= DESCRIPTION OF THE TASK =
Lines in the entries below where the word "mutation" shows up should each be copied.

START THE INPUT

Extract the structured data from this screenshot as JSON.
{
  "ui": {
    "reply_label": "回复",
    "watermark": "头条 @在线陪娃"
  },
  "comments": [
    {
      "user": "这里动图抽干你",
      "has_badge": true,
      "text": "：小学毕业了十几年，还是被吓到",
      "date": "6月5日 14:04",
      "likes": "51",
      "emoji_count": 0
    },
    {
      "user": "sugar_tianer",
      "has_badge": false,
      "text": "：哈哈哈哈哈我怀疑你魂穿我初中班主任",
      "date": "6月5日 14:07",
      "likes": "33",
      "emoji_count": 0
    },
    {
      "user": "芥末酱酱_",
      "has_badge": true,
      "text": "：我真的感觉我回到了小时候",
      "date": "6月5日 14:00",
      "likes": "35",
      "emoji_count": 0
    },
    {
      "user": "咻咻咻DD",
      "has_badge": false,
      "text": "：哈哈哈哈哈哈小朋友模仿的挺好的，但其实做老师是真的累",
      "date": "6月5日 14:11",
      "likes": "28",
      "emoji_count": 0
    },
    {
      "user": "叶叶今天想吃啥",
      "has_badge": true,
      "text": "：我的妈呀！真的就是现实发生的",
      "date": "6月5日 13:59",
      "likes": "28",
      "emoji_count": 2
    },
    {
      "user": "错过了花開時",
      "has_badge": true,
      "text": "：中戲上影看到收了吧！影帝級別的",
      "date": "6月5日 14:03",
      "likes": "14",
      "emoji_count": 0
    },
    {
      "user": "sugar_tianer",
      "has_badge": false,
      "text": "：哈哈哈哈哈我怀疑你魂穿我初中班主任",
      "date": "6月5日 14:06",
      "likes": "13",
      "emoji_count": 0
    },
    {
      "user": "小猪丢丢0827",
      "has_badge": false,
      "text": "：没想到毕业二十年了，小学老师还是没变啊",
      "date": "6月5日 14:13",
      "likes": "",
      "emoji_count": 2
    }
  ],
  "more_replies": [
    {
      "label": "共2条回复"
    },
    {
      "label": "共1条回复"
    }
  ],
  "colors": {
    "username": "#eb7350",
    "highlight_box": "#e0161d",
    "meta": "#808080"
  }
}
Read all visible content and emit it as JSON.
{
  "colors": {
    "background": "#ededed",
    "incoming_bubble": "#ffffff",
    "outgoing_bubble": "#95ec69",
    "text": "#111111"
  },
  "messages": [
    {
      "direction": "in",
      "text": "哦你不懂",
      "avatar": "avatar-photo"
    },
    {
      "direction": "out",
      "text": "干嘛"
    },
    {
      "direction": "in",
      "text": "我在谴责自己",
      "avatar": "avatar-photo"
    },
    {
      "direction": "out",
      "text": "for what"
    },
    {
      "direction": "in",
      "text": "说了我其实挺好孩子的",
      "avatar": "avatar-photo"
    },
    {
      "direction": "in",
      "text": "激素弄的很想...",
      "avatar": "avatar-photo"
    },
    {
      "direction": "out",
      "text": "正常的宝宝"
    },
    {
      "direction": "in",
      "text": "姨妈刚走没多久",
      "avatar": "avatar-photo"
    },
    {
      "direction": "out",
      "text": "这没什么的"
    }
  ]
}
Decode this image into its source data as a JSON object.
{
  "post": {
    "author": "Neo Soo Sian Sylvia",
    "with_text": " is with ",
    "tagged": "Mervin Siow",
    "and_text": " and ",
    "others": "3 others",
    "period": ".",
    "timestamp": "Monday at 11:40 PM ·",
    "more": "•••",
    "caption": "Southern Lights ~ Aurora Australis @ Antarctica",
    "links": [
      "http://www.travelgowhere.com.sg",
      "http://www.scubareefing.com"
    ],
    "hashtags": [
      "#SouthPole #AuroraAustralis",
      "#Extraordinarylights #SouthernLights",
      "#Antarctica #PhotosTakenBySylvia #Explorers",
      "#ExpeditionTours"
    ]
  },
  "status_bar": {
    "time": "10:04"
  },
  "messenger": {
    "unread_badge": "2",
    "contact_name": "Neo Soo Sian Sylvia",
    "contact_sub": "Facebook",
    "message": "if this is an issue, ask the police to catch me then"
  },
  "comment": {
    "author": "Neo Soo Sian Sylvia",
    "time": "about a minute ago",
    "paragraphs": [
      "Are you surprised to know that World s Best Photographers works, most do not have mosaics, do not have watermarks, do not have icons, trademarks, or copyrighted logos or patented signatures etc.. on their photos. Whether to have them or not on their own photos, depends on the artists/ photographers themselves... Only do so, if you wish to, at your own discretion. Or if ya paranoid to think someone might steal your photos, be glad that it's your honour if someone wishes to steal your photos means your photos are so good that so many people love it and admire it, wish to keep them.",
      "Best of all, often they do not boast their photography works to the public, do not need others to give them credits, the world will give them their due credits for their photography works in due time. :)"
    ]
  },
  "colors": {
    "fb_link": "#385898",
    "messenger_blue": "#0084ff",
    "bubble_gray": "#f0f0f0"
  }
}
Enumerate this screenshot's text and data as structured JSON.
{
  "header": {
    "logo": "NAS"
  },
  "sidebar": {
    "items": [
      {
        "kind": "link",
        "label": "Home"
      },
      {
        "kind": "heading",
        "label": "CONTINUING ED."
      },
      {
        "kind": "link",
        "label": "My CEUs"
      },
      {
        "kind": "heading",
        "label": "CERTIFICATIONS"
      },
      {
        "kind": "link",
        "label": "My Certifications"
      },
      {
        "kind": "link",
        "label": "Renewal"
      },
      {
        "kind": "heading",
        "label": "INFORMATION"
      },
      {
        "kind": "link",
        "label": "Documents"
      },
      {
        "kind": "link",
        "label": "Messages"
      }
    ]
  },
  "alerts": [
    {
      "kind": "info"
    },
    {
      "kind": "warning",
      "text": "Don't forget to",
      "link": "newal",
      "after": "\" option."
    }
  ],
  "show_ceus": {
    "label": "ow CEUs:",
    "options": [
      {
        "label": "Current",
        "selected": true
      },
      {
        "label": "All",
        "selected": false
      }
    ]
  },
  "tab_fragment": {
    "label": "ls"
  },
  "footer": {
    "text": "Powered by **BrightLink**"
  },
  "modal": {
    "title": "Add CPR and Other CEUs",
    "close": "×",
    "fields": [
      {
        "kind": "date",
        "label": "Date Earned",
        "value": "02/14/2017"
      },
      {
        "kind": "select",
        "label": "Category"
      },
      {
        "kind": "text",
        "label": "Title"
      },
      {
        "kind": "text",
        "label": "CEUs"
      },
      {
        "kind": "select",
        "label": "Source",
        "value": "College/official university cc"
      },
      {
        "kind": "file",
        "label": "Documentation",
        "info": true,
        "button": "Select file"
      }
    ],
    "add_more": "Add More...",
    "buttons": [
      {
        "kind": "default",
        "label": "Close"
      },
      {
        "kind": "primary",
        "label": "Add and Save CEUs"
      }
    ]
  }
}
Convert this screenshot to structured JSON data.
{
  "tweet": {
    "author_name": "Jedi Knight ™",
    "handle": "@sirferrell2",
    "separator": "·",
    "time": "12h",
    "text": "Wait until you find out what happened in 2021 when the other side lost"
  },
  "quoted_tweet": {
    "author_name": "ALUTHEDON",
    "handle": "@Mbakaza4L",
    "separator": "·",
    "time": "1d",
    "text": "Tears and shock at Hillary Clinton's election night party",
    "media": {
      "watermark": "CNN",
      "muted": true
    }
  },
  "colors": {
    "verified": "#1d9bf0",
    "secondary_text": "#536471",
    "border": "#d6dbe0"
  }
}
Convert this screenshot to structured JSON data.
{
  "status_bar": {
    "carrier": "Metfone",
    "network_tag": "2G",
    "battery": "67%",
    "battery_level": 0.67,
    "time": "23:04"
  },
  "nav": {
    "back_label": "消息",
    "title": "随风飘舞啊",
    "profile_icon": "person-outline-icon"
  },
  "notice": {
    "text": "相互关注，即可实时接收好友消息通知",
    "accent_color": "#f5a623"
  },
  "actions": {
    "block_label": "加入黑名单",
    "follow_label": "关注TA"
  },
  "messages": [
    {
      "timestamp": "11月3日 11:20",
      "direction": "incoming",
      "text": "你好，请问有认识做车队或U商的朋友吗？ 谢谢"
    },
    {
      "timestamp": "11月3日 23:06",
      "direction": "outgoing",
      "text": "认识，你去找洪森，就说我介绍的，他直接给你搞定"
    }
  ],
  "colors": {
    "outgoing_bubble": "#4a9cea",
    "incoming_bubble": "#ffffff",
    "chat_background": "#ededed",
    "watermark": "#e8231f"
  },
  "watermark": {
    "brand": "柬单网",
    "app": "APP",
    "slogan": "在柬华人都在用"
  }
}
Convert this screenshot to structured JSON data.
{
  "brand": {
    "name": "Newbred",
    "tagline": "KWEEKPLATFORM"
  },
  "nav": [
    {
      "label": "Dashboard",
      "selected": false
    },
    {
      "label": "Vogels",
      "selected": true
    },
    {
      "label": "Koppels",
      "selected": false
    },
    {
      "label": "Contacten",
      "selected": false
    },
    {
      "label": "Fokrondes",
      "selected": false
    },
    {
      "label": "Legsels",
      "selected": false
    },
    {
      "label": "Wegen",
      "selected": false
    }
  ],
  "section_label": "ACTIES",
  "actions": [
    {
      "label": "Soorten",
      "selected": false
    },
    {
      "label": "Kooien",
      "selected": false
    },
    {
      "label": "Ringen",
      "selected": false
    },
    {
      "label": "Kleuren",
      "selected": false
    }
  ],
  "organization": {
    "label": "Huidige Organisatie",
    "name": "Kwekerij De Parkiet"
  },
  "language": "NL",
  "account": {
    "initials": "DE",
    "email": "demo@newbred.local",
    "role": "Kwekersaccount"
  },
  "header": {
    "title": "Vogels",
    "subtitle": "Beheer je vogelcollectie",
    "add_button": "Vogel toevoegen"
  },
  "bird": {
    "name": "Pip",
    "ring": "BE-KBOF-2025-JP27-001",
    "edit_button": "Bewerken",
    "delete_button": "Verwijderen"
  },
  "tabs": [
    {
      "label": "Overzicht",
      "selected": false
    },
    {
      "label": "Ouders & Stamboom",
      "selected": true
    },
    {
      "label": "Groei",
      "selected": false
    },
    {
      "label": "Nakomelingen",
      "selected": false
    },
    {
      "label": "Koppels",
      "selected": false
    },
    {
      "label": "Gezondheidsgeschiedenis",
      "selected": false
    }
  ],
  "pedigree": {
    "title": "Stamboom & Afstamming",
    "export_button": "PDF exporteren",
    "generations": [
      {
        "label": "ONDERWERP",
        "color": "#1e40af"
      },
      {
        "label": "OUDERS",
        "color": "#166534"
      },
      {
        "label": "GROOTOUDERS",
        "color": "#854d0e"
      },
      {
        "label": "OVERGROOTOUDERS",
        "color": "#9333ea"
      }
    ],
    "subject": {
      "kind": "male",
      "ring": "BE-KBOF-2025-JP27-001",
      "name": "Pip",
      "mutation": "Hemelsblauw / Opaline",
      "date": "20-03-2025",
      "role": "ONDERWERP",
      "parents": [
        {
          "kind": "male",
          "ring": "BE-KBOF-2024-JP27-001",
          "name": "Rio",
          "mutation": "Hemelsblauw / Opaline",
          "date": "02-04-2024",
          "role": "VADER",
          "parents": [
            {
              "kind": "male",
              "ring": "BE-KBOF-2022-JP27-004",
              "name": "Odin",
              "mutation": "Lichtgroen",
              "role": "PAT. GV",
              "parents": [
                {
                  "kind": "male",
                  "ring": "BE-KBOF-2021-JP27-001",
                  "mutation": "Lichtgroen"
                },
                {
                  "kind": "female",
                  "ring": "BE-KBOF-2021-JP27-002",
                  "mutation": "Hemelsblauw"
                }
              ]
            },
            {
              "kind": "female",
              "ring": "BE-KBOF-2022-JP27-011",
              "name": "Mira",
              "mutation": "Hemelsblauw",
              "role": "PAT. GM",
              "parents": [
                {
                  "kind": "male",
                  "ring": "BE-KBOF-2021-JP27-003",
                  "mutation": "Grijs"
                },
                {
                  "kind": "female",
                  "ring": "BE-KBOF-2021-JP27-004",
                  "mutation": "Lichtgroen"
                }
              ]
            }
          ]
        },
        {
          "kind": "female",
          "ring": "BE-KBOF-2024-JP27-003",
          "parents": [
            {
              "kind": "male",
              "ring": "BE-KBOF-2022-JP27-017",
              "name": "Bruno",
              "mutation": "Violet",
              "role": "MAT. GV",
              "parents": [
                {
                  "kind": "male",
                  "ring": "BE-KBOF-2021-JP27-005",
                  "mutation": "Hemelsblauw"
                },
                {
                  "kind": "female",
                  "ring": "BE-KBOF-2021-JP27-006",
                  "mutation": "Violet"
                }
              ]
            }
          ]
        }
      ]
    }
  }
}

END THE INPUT

= TASK OUTPUT =
      "mutation": "Hemelsblauw / Opaline",
          "mutation": "Hemelsblauw / Opaline",
              "mutation": "Lichtgroen",
                  "mutation": "Lichtgroen"
                  "mutation": "Hemelsblauw"
              "mutation": "Hemelsblauw",
                  "mutation": "Grijs"
                  "mutation": "Lichtgroen"
              "mutation": "Violet",
                  "mutation": "Hemelsblauw"
                  "mutation": "Violet"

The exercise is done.